- Opening Delimiter -

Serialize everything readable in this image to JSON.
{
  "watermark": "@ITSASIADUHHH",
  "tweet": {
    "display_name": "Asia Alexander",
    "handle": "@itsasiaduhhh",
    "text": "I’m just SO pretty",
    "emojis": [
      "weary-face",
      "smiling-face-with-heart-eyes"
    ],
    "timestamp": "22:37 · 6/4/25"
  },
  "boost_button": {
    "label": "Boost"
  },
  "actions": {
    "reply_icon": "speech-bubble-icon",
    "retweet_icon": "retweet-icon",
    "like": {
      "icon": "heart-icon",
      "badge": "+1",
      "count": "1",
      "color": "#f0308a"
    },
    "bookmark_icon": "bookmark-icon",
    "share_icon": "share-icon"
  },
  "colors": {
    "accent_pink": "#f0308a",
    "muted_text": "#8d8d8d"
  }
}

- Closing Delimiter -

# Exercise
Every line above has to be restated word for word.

# Expected answer
Serialize everything readable in this image to JSON.
{
  "watermark": "@ITSASIADUHHH",
  "tweet": {
    "display_name": "Asia Alexander",
    "handle": "@itsasiaduhhh",
    "text": "I’m just SO pretty",
    "emojis": [
      "weary-face",
      "smiling-face-with-heart-eyes"
    ],
    "timestamp": "22:37 · 6/4/25"
  },
  "boost_button": {
    "label": "Boost"
  },
  "actions": {
    "reply_icon": "speech-bubble-icon",
    "retweet_icon": "retweet-icon",
    "like": {
      "icon": "heart-icon",
      "badge": "+1",
      "count": "1",
      "color": "#f0308a"
    },
    "bookmark_icon": "bookmark-icon",
    "share_icon": "share-icon"
  },
  "colors": {
    "accent_pink": "#f0308a",
    "muted_text": "#8d8d8d"
  }
}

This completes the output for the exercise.